When two Katikati teens shaved their heads for charity, they couldn't believe how many others joined them.
Best mates Hamish Lorney and Cam Hankins shaved off their long blond locks to raise money for Shave for a Cure yesterday.
They were joined at Action Centre Katikati College by about 15 others who did the same, including Katikati College principal Carolyn Pentecost, Hamish said.
The former student said he half expected some friends at the school would join in but was surprised by just how many.
"Everyone came and wanted to shave their heads.
"It's wicked we all came together really well. We had a couple of teachers do the wax strips on their legs as well to raise money. I had a couple as well. It hurt."
But, Hamish said, it was all worth it.
"I did it because of my mum. She passed away three years ago with breast cancer. So it didn't bother me. It was worth every bit of hair."
The newly shed locks were collected in two buckets, which Hamish and Cam hoped to donate towards charity.
"We are not too sure how that will go. It would be nice to give people wigs," Hamish said.
Together, the community's efforts raised more than $10,500.
Despite the cold shock to the scalp when he stepped outside, Hamish was elated.
"I'm in a bloody good mood. It feels nice to be doing something for the greater good."
Cam was also on cloud nine. It had been almost three years since he last had a haircut but "I've no regrets".
"It was such a perfect day," he said.
Cam, who is head boy at the college, said the support they received had been incredible, especially from the school principal.
Pentecost promised the teens if they could raise $6000 or more, she would shave her head as well.
They did. So she did.
"She went up after us. It was such an awesome day. The whole school seemed like they were at the action centre."
Cam said while his new - much shorter - haircut took some getting used to, he was happy.
"It's just hair, it grows back. We got the choice to shave our heads. Others don't."
Pentecost said everybody had been touched by cancer and the boys had shown great initiative.
"What they have done is great and I think I was just the golden carrot to get them the money that they deserve."
Pentecost said that apart from a slight fear her hair might grow back grey, she was not too worried.
"I've got a hat."
Where does the money go?
• Leukaemia and Blood Cancer New Zealand foundation receives no government funding. Funds raised pay for its core services such as patient support, research, information and advocacy. It is supported by voluntary donations such as those raised in shaving events.

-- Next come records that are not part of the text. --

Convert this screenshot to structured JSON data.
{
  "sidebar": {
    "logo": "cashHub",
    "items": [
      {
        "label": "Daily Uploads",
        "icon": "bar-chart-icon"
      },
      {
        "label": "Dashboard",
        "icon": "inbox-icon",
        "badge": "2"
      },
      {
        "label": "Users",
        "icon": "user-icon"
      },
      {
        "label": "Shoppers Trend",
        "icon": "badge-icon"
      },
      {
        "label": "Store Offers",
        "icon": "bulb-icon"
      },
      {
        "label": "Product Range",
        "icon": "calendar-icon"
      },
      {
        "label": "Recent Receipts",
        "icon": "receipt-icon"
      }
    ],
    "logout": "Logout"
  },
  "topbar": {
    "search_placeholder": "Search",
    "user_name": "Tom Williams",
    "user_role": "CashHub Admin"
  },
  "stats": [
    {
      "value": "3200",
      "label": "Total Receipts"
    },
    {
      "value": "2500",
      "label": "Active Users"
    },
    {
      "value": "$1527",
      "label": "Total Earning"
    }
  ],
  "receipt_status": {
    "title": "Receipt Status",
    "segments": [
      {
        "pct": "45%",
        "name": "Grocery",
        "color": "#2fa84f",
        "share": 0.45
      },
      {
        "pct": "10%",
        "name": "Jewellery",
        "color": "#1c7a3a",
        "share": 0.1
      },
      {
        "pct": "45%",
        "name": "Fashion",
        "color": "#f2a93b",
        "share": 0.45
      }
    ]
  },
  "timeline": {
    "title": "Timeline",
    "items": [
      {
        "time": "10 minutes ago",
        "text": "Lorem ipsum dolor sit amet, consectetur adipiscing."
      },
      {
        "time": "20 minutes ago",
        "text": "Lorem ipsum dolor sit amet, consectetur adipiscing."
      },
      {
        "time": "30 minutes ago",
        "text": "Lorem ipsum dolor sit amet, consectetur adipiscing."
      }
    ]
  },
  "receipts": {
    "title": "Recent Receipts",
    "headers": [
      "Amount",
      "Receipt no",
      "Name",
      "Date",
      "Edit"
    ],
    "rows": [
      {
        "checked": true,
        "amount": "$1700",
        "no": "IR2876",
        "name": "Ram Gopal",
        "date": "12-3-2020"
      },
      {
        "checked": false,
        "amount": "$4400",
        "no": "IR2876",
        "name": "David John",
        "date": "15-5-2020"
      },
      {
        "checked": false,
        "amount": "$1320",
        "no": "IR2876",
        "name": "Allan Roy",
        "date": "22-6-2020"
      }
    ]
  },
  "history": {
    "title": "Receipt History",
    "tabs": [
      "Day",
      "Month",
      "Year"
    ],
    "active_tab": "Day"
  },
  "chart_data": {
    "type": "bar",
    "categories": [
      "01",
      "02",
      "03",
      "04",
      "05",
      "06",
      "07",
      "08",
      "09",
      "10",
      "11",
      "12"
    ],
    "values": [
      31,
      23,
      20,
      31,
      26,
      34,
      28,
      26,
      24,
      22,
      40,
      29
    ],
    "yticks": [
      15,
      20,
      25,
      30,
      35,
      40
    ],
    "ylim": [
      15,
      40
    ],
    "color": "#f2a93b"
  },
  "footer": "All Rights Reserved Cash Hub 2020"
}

• The organisation has a cost ratio of 75 per cent spent on outcomes, 15 per cent spent on fundraising, 10 per cent spent on administration. This means that 75 cents of every dollar spent is applied towards improving outcomes for patients and families across New Zealand impacted by a blood cancer diagnosis.
Source - shaveforacure.co.nz